## Your assignment
All of the data is to be copied without a single change.

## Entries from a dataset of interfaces
Segment Open
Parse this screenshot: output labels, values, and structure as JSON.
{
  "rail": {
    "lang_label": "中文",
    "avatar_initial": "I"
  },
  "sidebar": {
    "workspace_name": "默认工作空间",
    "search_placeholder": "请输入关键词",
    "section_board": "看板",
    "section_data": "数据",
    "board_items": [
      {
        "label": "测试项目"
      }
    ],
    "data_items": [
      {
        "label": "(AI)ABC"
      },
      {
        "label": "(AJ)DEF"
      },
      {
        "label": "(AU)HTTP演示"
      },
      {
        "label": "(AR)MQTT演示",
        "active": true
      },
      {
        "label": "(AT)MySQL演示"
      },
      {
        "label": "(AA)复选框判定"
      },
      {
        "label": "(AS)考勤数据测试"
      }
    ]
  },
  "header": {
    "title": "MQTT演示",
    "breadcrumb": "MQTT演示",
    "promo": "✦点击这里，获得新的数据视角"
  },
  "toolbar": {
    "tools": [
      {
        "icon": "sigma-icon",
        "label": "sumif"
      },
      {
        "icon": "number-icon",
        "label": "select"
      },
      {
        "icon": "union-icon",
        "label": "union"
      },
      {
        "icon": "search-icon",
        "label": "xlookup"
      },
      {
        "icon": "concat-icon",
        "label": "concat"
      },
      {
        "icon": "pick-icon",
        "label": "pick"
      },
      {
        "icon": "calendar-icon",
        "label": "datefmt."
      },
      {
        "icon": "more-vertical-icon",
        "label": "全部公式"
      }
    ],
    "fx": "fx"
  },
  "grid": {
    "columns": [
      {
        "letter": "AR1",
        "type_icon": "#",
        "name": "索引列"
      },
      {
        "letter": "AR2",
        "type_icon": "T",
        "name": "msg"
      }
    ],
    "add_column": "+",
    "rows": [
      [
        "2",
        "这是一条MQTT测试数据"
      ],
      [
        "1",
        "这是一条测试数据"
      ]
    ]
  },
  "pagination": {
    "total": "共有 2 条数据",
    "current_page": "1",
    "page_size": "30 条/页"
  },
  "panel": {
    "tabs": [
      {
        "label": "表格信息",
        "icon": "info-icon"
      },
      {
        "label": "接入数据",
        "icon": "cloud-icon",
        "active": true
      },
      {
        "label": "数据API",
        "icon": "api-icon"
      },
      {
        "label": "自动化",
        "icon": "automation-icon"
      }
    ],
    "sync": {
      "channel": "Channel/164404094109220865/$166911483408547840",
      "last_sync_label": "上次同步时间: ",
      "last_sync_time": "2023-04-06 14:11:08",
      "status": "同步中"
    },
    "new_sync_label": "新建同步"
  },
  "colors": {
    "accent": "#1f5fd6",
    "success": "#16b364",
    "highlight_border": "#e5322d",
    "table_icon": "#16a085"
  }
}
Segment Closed
## Your response
Parse this screenshot: output labels, values, and structure as JSON.
{
  "rail": {
    "lang_label": "中文",
    "avatar_initial": "I"
  },
  "sidebar": {
    "workspace_name": "默认工作空间",
    "search_placeholder": "请输入关键词",
    "section_board": "看板",
    "section_data": "数据",
    "board_items": [
      {
        "label": "测试项目"
      }
    ],
    "data_items": [
      {
        "label": "(AI)ABC"
      },
      {
        "label": "(AJ)DEF"
      },
      {
        "label": "(AU)HTTP演示"
      },
      {
        "label": "(AR)MQTT演示",
        "active": true
      },
      {
        "label": "(AT)MySQL演示"
      },
      {
        "label": "(AA)复选框判定"
      },
      {
        "label": "(AS)考勤数据测试"
      }
    ]
  },
  "header": {
    "title": "MQTT演示",
    "breadcrumb": "MQTT演示",
    "promo": "✦点击这里，获得新的数据视角"
  },
  "toolbar": {
    "tools": [
      {
        "icon": "sigma-icon",
        "label": "sumif"
      },
      {
        "icon": "number-icon",
        "label": "select"
      },
      {
        "icon": "union-icon",
        "label": "union"
      },
      {
        "icon": "search-icon",
        "label": "xlookup"
      },
      {
        "icon": "concat-icon",
        "label": "concat"
      },
      {
        "icon": "pick-icon",
        "label": "pick"
      },
      {
        "icon": "calendar-icon",
        "label": "datefmt."
      },
      {
        "icon": "more-vertical-icon",
        "label": "全部公式"
      }
    ],
    "fx": "fx"
  },
  "grid": {
    "columns": [
      {
        "letter": "AR1",
        "type_icon": "#",
        "name": "索引列"
      },
      {
        "letter": "AR2",
        "type_icon": "T",
        "name": "msg"
      }
    ],
    "add_column": "+",
    "rows": [
      [
        "2",
        "这是一条MQTT测试数据"
      ],
      [
        "1",
        "这是一条测试数据"
      ]
    ]
  },
  "pagination": {
    "total": "共有 2 条数据",
    "current_page": "1",
    "page_size": "30 条/页"
  },
  "panel": {
    "tabs": [
      {
        "label": "表格信息",
        "icon": "info-icon"
      },
      {
        "label": "接入数据",
        "icon": "cloud-icon",
        "active": true
      },
      {
        "label": "数据API",
        "icon": "api-icon"
      },
      {
        "label": "自动化",
        "icon": "automation-icon"
      }
    ],
    "sync": {
      "channel": "Channel/164404094109220865/$166911483408547840",
      "last_sync_label": "上次同步时间: ",
      "last_sync_time": "2023-04-06 14:11:08",
      "status": "同步中"
    },
    "new_sync_label": "新建同步"
  },
  "colors": {
    "accent": "#1f5fd6",
    "success": "#16b364",
    "highlight_border": "#e5322d",
    "table_icon": "#16a085"
  }
}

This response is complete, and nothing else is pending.